§ **RECORDS PROVIDED**:
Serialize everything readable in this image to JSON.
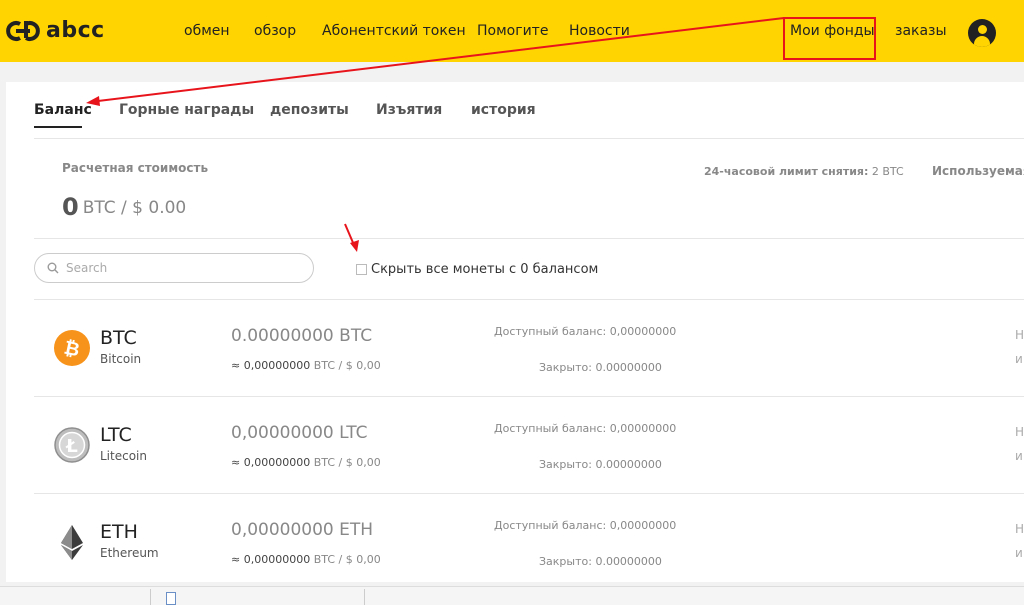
{
  "header": {
    "logo_text": "abcc",
    "nav": [
      {
        "label": "обмен"
      },
      {
        "label": "обзор"
      },
      {
        "label": "Абонентский токен"
      },
      {
        "label": "Помогите"
      },
      {
        "label": "Новости"
      }
    ],
    "my_funds": "Мои фонды",
    "orders": "заказы",
    "accent_color": "#ffd400"
  },
  "tabs": [
    {
      "label": "Баланс",
      "active": true
    },
    {
      "label": "Горные награды"
    },
    {
      "label": "депозиты"
    },
    {
      "label": "Изъятия"
    },
    {
      "label": "история"
    }
  ],
  "summary": {
    "label": "Расчетная стоимость",
    "value_zero": "0",
    "value_rest": "BTC / $ 0.00",
    "limit_label": "24-часовой лимит снятия:",
    "limit_value": "2 BTC",
    "used_label": "Используемая"
  },
  "filters": {
    "search_placeholder": "Search",
    "hide_zero_label": "Скрыть все монеты с 0 балансом"
  },
  "coins": [
    {
      "symbol": "BTC",
      "name": "Bitcoin",
      "amount": "0.00000000",
      "amount_unit": "BTC",
      "approx_prefix": "≈ 0,00000000",
      "approx_suffix": "BTC / $ 0,00",
      "available": "Доступный баланс: 0,00000000",
      "closed": "Закрыто: 0.00000000",
      "cut1": "Н",
      "cut2": "и",
      "icon": "bitcoin-icon"
    },
    {
      "symbol": "LTC",
      "name": "Litecoin",
      "amount": "0,00000000",
      "amount_unit": "LTC",
      "approx_prefix": "≈ 0,00000000",
      "approx_suffix": "BTC / $ 0,00",
      "available": "Доступный баланс: 0,00000000",
      "closed": "Закрыто: 0.00000000",
      "cut1": "Н",
      "cut2": "и",
      "icon": "litecoin-icon"
    },
    {
      "symbol": "ETH",
      "name": "Ethereum",
      "amount": "0,00000000",
      "amount_unit": "ETH",
      "approx_prefix": "≈ 0,00000000",
      "approx_suffix": "BTC / $ 0,00",
      "available": "Доступный баланс: 0,00000000",
      "closed": "Закрыто: 0.00000000",
      "cut1": "Н",
      "cut2": "и",
      "icon": "ethereum-icon"
    }
  ]
}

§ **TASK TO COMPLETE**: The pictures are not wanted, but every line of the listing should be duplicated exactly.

§ **ANSWER BOX**:
Serialize everything readable in this image to JSON.
{
  "header": {
    "logo_text": "abcc",
    "nav": [
      {
        "label": "обмен"
      },
      {
        "label": "обзор"
      },
      {
        "label": "Абонентский токен"
      },
      {
        "label": "Помогите"
      },
      {
        "label": "Новости"
      }
    ],
    "my_funds": "Мои фонды",
    "orders": "заказы",
    "accent_color": "#ffd400"
  },
  "tabs": [
    {
      "label": "Баланс",
      "active": true
    },
    {
      "label": "Горные награды"
    },
    {
      "label": "депозиты"
    },
    {
      "label": "Изъятия"
    },
    {
      "label": "история"
    }
  ],
  "summary": {
    "label": "Расчетная стоимость",
    "value_zero": "0",
    "value_rest": "BTC / $ 0.00",
    "limit_label": "24-часовой лимит снятия:",
    "limit_value": "2 BTC",
    "used_label": "Используемая"
  },
  "filters": {
    "search_placeholder": "Search",
    "hide_zero_label": "Скрыть все монеты с 0 балансом"
  },
  "coins": [
    {
      "symbol": "BTC",
      "name": "Bitcoin",
      "amount": "0.00000000",
      "amount_unit": "BTC",
      "approx_prefix": "≈ 0,00000000",
      "approx_suffix": "BTC / $ 0,00",
      "available": "Доступный баланс: 0,00000000",
      "closed": "Закрыто: 0.00000000",
      "cut1": "Н",
      "cut2": "и",
      "icon": "bitcoin-icon"
    },
    {
      "symbol": "LTC",
      "name": "Litecoin",
      "amount": "0,00000000",
      "amount_unit": "LTC",
      "approx_prefix": "≈ 0,00000000",
      "approx_suffix": "BTC / $ 0,00",
      "available": "Доступный баланс: 0,00000000",
      "closed": "Закрыто: 0.00000000",
      "cut1": "Н",
      "cut2": "и",
      "icon": "litecoin-icon"
    },
    {
      "symbol": "ETH",
      "name": "Ethereum",
      "amount": "0,00000000",
      "amount_unit": "ETH",
      "approx_prefix": "≈ 0,00000000",
      "approx_suffix": "BTC / $ 0,00",
      "available": "Доступный баланс: 0,00000000",
      "closed": "Закрыто: 0.00000000",
      "cut1": "Н",
      "cut2": "и",
      "icon": "ethereum-icon"
    }
  ]
}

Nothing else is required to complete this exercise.